Your objective - Your task is to copy each line of the material that holds the word "digit".

[Available data Boundary: Start]

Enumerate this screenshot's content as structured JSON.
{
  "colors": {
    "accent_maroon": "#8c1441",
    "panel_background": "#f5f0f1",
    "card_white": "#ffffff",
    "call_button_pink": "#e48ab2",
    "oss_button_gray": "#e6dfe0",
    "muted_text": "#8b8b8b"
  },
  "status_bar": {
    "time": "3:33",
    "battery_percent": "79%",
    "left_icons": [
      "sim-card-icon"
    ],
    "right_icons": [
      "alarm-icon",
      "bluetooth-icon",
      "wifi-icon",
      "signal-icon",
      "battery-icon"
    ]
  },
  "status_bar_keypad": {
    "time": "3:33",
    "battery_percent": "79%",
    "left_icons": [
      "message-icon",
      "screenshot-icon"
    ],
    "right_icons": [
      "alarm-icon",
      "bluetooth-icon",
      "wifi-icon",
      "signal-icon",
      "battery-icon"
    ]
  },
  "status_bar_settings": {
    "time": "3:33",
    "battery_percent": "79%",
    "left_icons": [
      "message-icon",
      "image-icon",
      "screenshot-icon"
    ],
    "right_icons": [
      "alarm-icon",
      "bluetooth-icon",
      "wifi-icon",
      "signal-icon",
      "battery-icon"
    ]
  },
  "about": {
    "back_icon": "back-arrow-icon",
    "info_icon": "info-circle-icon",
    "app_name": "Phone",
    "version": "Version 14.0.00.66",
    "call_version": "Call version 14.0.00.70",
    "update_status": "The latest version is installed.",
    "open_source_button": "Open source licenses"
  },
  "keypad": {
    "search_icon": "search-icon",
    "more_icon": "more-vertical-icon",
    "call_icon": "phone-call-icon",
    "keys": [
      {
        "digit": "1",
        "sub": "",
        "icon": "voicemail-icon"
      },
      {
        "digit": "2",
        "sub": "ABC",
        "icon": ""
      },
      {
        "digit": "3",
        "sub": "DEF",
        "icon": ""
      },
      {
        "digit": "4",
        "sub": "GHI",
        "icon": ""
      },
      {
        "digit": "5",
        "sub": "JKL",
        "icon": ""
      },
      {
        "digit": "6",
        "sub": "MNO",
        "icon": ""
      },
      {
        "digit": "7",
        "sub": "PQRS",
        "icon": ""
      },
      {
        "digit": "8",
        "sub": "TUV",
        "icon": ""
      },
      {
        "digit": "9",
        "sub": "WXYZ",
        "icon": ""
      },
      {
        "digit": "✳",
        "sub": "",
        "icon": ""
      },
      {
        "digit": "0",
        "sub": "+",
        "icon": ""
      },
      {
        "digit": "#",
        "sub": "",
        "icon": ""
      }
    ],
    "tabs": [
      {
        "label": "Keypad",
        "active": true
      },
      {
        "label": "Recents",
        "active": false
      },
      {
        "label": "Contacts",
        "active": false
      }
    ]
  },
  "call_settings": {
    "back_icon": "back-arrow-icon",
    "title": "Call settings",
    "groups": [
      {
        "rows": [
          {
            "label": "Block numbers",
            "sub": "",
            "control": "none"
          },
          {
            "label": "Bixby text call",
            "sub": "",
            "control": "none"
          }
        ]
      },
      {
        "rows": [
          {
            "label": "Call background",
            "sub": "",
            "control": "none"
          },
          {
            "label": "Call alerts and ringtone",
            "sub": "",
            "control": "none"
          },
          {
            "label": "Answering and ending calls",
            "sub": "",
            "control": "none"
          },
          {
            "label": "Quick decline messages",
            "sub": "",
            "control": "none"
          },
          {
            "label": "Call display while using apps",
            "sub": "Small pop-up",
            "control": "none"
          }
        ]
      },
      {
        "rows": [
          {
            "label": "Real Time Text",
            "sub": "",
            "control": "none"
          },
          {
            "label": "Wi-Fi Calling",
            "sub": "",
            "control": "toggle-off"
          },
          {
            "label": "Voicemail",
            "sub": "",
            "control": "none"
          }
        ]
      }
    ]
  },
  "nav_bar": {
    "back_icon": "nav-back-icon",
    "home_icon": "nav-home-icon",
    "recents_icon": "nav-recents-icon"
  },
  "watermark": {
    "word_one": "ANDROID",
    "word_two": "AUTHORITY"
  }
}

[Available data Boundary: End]

Result of this exercise -
        "digit": "1",
        "digit": "2",
        "digit": "3",
        "digit": "4",
        "digit": "5",
        "digit": "6",
        "digit": "7",
        "digit": "8",
        "digit": "9",
        "digit": "✳",
        "digit": "0",
        "digit": "#",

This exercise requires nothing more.